*** Opening Given data ***

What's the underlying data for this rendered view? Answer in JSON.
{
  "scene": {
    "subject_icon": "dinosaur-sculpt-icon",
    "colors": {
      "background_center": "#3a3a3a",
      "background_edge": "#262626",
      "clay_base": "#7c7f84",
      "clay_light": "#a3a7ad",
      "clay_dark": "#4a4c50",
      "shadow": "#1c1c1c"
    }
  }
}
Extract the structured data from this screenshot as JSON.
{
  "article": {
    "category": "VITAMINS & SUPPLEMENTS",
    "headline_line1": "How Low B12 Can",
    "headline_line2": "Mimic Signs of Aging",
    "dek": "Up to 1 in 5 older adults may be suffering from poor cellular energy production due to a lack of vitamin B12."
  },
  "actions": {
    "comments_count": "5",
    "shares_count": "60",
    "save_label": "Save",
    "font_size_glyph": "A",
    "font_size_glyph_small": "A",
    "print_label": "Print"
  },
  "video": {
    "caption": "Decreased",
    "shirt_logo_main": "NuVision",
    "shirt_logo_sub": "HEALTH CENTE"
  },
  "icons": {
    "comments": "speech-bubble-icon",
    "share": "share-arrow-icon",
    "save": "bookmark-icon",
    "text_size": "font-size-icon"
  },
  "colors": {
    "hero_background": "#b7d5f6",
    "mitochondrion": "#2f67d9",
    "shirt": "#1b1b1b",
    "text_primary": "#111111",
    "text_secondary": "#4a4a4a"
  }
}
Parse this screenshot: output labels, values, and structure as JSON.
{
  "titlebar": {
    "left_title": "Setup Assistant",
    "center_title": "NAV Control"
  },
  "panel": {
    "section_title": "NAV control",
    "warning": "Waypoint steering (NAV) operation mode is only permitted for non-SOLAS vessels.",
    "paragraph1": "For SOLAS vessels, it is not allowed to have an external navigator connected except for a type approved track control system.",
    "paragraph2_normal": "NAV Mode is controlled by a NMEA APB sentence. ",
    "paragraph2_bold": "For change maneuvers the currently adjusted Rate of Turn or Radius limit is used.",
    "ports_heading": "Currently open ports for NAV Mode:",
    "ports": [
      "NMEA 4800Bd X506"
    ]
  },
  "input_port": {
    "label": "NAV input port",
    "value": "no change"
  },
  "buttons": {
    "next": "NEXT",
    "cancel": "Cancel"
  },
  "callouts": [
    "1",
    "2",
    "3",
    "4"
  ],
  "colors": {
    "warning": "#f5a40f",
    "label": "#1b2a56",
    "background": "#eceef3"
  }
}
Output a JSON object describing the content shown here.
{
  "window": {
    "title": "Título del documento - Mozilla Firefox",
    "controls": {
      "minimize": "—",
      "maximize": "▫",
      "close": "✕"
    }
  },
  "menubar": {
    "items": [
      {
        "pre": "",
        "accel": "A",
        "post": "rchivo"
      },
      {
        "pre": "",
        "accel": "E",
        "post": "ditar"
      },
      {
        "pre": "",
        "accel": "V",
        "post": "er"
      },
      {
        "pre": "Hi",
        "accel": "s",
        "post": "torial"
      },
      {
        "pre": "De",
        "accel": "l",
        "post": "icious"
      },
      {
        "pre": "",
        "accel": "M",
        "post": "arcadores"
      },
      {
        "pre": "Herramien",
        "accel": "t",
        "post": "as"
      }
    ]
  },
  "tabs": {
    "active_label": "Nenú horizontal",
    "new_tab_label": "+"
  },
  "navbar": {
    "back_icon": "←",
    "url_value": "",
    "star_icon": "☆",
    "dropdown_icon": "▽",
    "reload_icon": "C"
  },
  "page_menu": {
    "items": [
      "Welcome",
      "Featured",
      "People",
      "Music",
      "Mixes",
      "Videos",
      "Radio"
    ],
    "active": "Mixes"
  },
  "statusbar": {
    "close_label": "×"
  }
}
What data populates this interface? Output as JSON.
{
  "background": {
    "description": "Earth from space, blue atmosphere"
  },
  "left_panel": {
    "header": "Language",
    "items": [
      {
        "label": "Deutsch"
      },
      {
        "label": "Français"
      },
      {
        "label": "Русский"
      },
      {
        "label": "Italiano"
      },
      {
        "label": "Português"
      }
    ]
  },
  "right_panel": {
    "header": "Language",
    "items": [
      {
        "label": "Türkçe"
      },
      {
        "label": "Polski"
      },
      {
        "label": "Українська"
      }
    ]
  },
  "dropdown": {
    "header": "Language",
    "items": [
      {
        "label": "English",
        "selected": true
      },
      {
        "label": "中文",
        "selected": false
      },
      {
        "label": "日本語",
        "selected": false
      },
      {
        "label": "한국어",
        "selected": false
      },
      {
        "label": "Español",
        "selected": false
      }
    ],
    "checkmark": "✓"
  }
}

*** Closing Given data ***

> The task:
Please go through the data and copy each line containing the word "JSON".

> The completed task:
What's the underlying data for this rendered view? Answer in JSON.
Extract the structured data from this screenshot as JSON.
Parse this screenshot: output labels, values, and structure as JSON.
Output a JSON object describing the content shown here.
What data populates this interface? Output as JSON.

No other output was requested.